CVS currently has 850 Minute Clinics in 28 states, LeMay said, noting that patients, particularly members of busy families, have been “thrilled” with the increased accessibility to affordable health care provided by the clinics.

Eddie Ratledge, a pharmacist with Mulberry Street Pharmacy in Loudon, considered adding a walk-in clinic in his pharmacy about five years but demurred from the idea.

“We opted not to do it,” Ratledge said. “Quite frankly, I felt like we were stepping on to the toes of the doctors here locally. I’m stepping into their area of expertise, even though it might not be me doing it. It might be a nurse practitioner or a PA (physician’s assistant), but I’m still kind of infringing on their — I won’t say turf — but into their area, and that’s not what I’m there for. I’m there to work with them.”

Officials with Mulberry Street Pharmacy, which opened in 2007, held talks about a possible clinic with a third-party company shortly after opening.

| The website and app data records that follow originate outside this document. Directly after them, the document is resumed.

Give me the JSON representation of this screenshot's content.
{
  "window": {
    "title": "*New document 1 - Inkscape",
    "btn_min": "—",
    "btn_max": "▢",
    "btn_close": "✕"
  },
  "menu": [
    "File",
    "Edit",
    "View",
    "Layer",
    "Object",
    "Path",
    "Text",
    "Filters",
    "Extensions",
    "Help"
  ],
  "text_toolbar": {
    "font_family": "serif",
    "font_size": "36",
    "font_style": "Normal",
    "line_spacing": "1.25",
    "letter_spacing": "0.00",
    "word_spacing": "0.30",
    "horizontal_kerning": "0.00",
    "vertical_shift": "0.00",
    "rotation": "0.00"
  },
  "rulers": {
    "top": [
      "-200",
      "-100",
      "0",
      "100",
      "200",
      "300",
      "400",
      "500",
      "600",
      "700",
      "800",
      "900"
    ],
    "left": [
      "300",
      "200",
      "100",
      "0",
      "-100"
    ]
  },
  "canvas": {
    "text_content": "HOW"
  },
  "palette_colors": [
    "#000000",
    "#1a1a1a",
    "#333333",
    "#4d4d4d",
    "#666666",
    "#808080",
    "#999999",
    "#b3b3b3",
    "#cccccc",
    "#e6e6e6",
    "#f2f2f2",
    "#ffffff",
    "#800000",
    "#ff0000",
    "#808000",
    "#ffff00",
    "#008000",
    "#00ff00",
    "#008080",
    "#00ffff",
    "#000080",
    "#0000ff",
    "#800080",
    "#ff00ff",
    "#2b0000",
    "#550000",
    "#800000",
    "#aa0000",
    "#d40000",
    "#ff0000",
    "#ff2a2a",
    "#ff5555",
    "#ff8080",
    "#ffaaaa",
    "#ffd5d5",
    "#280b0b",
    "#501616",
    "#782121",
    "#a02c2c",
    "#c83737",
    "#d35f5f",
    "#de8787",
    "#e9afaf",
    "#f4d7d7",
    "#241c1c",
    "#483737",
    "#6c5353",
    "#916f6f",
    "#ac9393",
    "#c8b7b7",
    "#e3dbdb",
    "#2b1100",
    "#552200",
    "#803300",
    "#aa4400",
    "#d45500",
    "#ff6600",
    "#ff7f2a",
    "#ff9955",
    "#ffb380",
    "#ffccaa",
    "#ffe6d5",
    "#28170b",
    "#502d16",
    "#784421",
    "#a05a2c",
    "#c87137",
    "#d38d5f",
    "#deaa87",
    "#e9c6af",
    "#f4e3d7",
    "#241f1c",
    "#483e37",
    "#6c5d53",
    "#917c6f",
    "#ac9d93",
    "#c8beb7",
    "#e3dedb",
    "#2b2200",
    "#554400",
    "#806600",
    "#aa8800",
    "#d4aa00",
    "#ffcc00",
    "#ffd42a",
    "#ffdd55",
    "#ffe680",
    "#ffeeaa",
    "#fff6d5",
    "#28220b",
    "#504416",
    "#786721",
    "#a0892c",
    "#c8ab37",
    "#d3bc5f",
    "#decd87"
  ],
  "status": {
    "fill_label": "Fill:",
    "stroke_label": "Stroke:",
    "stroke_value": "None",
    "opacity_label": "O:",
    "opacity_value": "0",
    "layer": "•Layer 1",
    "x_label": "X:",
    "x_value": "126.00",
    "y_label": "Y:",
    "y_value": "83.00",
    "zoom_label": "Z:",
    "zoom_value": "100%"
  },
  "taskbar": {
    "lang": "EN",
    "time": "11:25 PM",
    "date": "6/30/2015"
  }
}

“We actually when we designed our pharmacy designed it with the potential of possibly doing that in the future, and it would take minimal alteration to our current pharmacy, but we just opted not to do it,” Ratledge said.

Heather Atkinson, a pharmacist with Munsey Pharmacy in Loudon, said the company has not officially entertained the possibility of a walk-in clinic, but she was on board with the concept.

“I think that would be a great idea,” Atkinson said. “It’s something that the owners have never talked about, but I think it’s a fabulous idea.”

In addition to treating routine colds and infections, the CVS Minute Clinic also offers flu vaccinations alongside the pharmacy. While CVS and Walgreens currently have flu shots, vaccines are not yet widely available in the county. As of Monday afternoon, East Tennessee Discount Drugs in Lenoir City and Munsey Pharmacy in Loudon, along with Loudon County Health Department, have not received their vaccine shipments.

Atkinson said she anticipates Munsey Pharmacy receiving its shipment of vaccines in a few weeks, and she said she was not privy to any flu vaccine shortages this year.

“As far as I know there’s not,” she said. “You just have to order them early, and you only get so many, you can request so many, but then they’ll just give you so many. It kind of depends on how many you’ve ordered in the past.”

LeMay said basic three-strain flu shots cost $31.99 at CVS, and patients have the option of taking a broader, four-strain shot for $36.99. She said some insurance plans do not cover the four-strain dose.

Although flu season in East Tennessee can occur as late as February or March, LeMay recommended patients get vaccinated early. The flu vaccine is “theoretically” supposed to last the whole year, she said.

“Theoretically, we’re covered for the entire season, so a lot of folks we’re seeing a lot just coming in and getting it now to go ahead and get that protection because we are seeing some sporadic cases so the CDC (Centers for Disease Control and Prevention) and the ACIP (Advisory Committee on Immunization Practices) are recommending anybody 6 months of age and older just go ahead and come on in and get vaccinated.”

Ratledge, whose pharmacy will not carry flu vaccines this year, said that from his experience, patients should wait until the first of November to ensure the vaccine remains potent throughout the season.

“So, if you take it in September or October, a lot of times your ability to respond will be falling off by the time you need it to be at the peak,” he said.